> **Work to complete**: The expected answer is the data below, printed verbatim without its pictures.

Top of Data section

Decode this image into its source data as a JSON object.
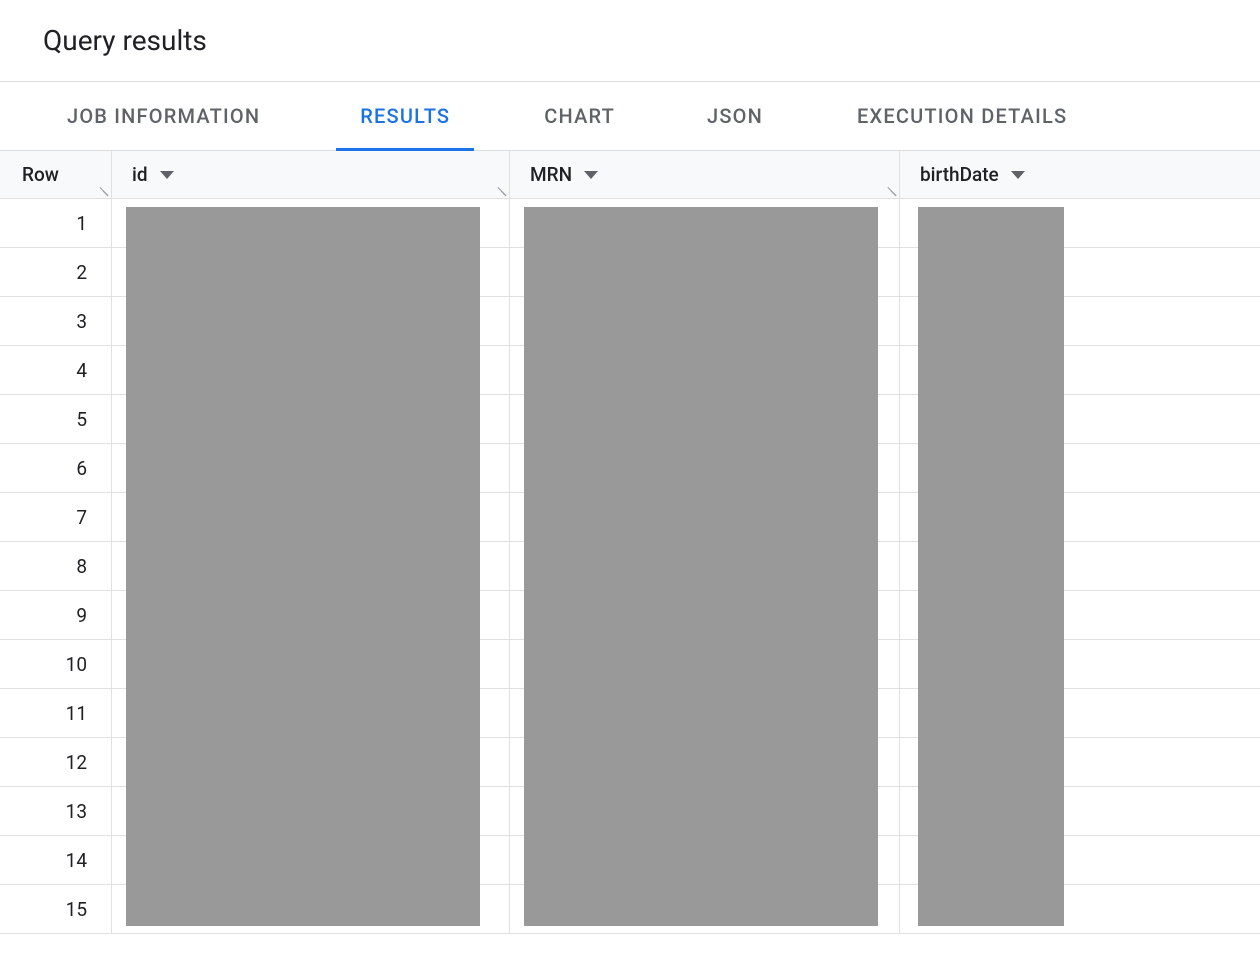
{
  "header": {
    "title": "Query results"
  },
  "tabs": [
    {
      "label": "JOB INFORMATION",
      "active": false
    },
    {
      "label": "RESULTS",
      "active": true
    },
    {
      "label": "CHART",
      "active": false
    },
    {
      "label": "JSON",
      "active": false
    },
    {
      "label": "EXECUTION DETAILS",
      "active": false
    }
  ],
  "table": {
    "columns": {
      "row": "Row",
      "id": "id",
      "mrn": "MRN",
      "birthdate": "birthDate"
    },
    "rows": [
      {
        "n": "1"
      },
      {
        "n": "2"
      },
      {
        "n": "3"
      },
      {
        "n": "4"
      },
      {
        "n": "5"
      },
      {
        "n": "6"
      },
      {
        "n": "7"
      },
      {
        "n": "8"
      },
      {
        "n": "9"
      },
      {
        "n": "10"
      },
      {
        "n": "11"
      },
      {
        "n": "12"
      },
      {
        "n": "13"
      },
      {
        "n": "14"
      },
      {
        "n": "15"
      }
    ],
    "redacted_columns": [
      "id",
      "MRN",
      "birthDate"
    ]
  }
}
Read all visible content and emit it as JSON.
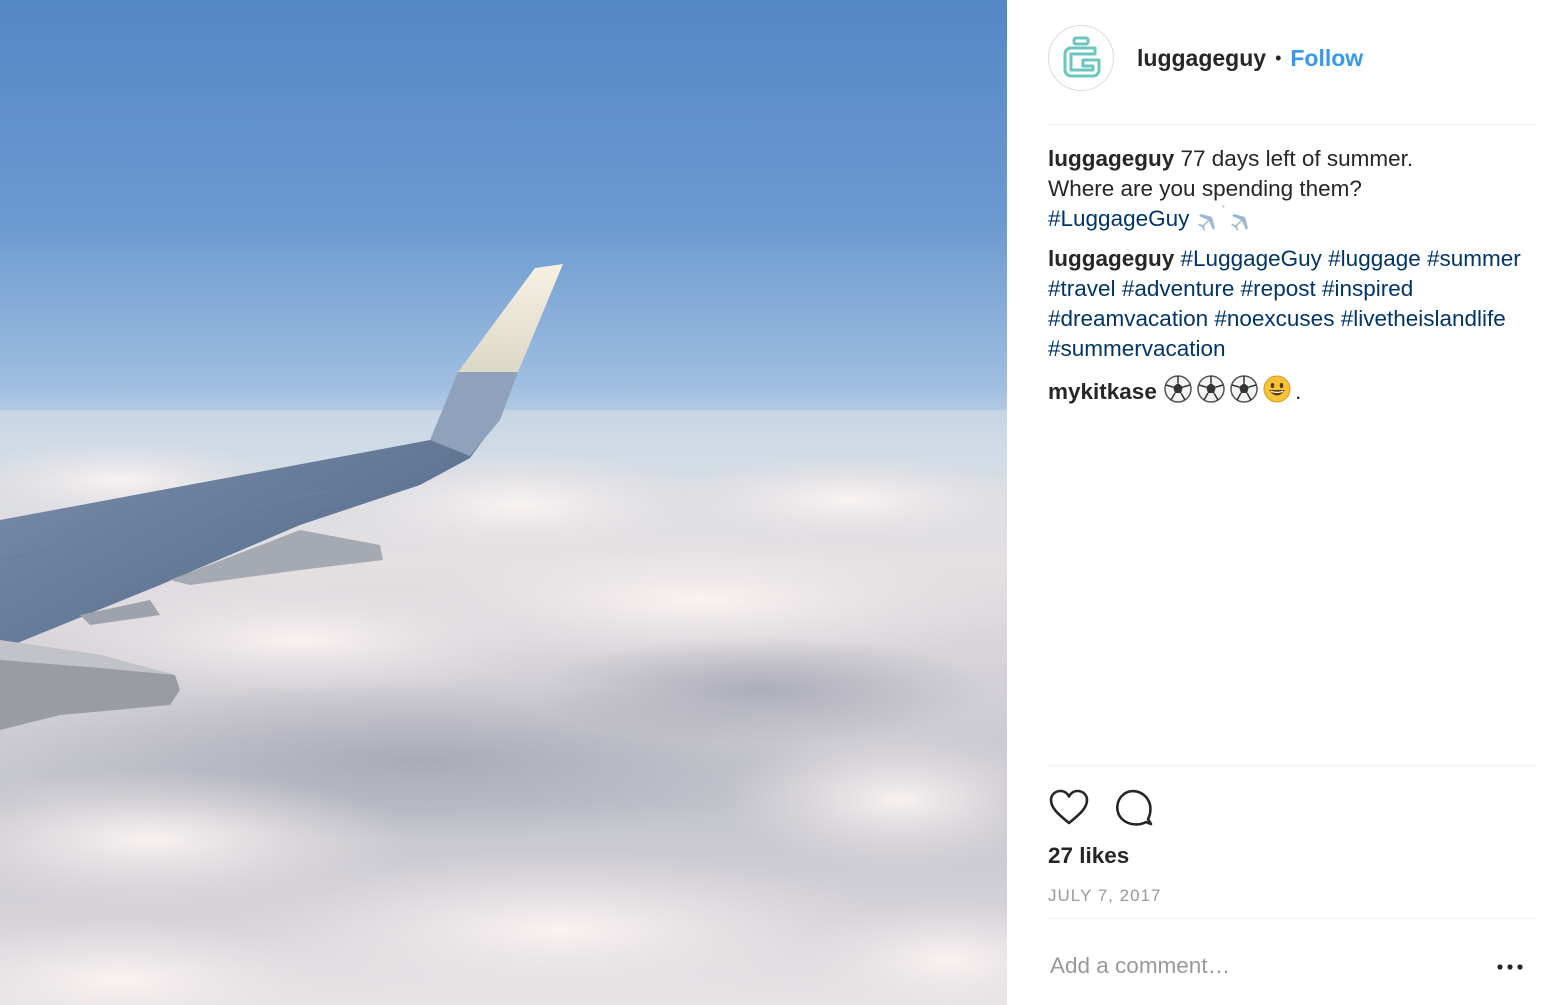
{
  "photo": {
    "icon": "airplane-wing-photo"
  },
  "header": {
    "username": "luggageguy",
    "separator": "•",
    "follow_label": "Follow",
    "avatar_icon": "luggage-g-logo",
    "accent_color": "#3897f0",
    "logo_color": "#6cc6bf"
  },
  "comments": [
    {
      "author": "luggageguy",
      "text_line1": " 77 days left of summer.",
      "text_line2": "Where are you spending them?",
      "hashtag": "#LuggageGuy",
      "trailing_emoji": [
        "airplane-icon",
        "airplane-icon"
      ]
    },
    {
      "author": "luggageguy",
      "tags": [
        "#LuggageGuy",
        "#luggage",
        "#summer",
        "#travel",
        "#adventure",
        "#repost",
        "#inspired",
        "#dreamvacation",
        "#noexcuses",
        "#livetheislandlife",
        "#summervacation"
      ]
    },
    {
      "author": "mykitkase",
      "emoji": [
        "soccer-ball-icon",
        "soccer-ball-icon",
        "soccer-ball-icon",
        "grinning-face-icon"
      ],
      "trailing": "."
    }
  ],
  "actions": {
    "like_icon": "heart-icon",
    "comment_icon": "comment-bubble-icon"
  },
  "likes": "27 likes",
  "date": "JULY 7, 2017",
  "add_comment": {
    "placeholder": "Add a comment…",
    "more_icon": "more-options-icon"
  },
  "colors": {
    "text": "#262626",
    "hashtag": "#003569",
    "muted": "#999999",
    "divider": "#efefef"
  }
}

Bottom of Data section

> **Result for this exercise**:
Decode this image into its source data as a JSON object.
{
  "header": {
    "title": "Query results"
  },
  "tabs": [
    {
      "label": "JOB INFORMATION",
      "active": false
    },
    {
      "label": "RESULTS",
      "active": true
    },
    {
      "label": "CHART",
      "active": false
    },
    {
      "label": "JSON",
      "active": false
    },
    {
      "label": "EXECUTION DETAILS",
      "active": false
    }
  ],
  "table": {
    "columns": {
      "row": "Row",
      "id": "id",
      "mrn": "MRN",
      "birthdate": "birthDate"
    },
    "rows": [
      {
        "n": "1"
      },
      {
        "n": "2"
      },
      {
        "n": "3"
      },
      {
        "n": "4"
      },
      {
        "n": "5"
      },
      {
        "n": "6"
      },
      {
        "n": "7"
      },
      {
        "n": "8"
      },
      {
        "n": "9"
      },
      {
        "n": "10"
      },
      {
        "n": "11"
      },
      {
        "n": "12"
      },
      {
        "n": "13"
      },
      {
        "n": "14"
      },
      {
        "n": "15"
      }
    ],
    "redacted_columns": [
      "id",
      "MRN",
      "birthDate"
    ]
  }
}
Read all visible content and emit it as JSON.
{
  "photo": {
    "icon": "airplane-wing-photo"
  },
  "header": {
    "username": "luggageguy",
    "separator": "•",
    "follow_label": "Follow",
    "avatar_icon": "luggage-g-logo",
    "accent_color": "#3897f0",
    "logo_color": "#6cc6bf"
  },
  "comments": [
    {
      "author": "luggageguy",
      "text_line1": " 77 days left of summer.",
      "text_line2": "Where are you spending them?",
      "hashtag": "#LuggageGuy",
      "trailing_emoji": [
        "airplane-icon",
        "airplane-icon"
      ]
    },
    {
      "author": "luggageguy",
      "tags": [
        "#LuggageGuy",
        "#luggage",
        "#summer",
        "#travel",
        "#adventure",
        "#repost",
        "#inspired",
        "#dreamvacation",
        "#noexcuses",
        "#livetheislandlife",
        "#summervacation"
      ]
    },
    {
      "author": "mykitkase",
      "emoji": [
        "soccer-ball-icon",
        "soccer-ball-icon",
        "soccer-ball-icon",
        "grinning-face-icon"
      ],
      "trailing": "."
    }
  ],
  "actions": {
    "like_icon": "heart-icon",
    "comment_icon": "comment-bubble-icon"
  },
  "likes": "27 likes",
  "date": "JULY 7, 2017",
  "add_comment": {
    "placeholder": "Add a comment…",
    "more_icon": "more-options-icon"
  },
  "colors": {
    "text": "#262626",
    "hashtag": "#003569",
    "muted": "#999999",
    "divider": "#efefef"
  }
}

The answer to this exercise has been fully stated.